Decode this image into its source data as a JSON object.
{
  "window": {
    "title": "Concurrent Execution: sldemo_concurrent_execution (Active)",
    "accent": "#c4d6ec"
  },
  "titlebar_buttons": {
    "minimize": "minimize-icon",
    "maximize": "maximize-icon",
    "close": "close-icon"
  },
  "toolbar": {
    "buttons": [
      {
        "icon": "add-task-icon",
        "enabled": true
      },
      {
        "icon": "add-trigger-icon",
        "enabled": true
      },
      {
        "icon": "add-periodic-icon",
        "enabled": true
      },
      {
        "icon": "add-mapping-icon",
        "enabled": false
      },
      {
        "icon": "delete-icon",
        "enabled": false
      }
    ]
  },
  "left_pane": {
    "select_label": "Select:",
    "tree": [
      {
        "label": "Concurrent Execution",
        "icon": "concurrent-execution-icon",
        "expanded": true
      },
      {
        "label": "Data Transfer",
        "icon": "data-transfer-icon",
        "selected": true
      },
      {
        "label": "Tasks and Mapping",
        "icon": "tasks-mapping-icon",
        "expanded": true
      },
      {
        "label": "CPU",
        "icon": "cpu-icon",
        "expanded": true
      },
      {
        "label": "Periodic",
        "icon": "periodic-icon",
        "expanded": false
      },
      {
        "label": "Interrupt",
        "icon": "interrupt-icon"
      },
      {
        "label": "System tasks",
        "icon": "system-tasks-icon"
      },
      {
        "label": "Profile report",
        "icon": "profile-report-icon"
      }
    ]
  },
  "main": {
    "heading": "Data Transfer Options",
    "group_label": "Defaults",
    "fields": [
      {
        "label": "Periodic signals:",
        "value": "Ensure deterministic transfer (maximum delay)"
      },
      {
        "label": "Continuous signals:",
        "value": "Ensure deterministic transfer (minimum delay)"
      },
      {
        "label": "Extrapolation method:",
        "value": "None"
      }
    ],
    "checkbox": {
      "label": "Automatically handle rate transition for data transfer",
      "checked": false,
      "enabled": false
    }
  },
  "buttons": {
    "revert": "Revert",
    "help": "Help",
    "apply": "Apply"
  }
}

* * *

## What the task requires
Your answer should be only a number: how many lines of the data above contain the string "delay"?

## Solution below
2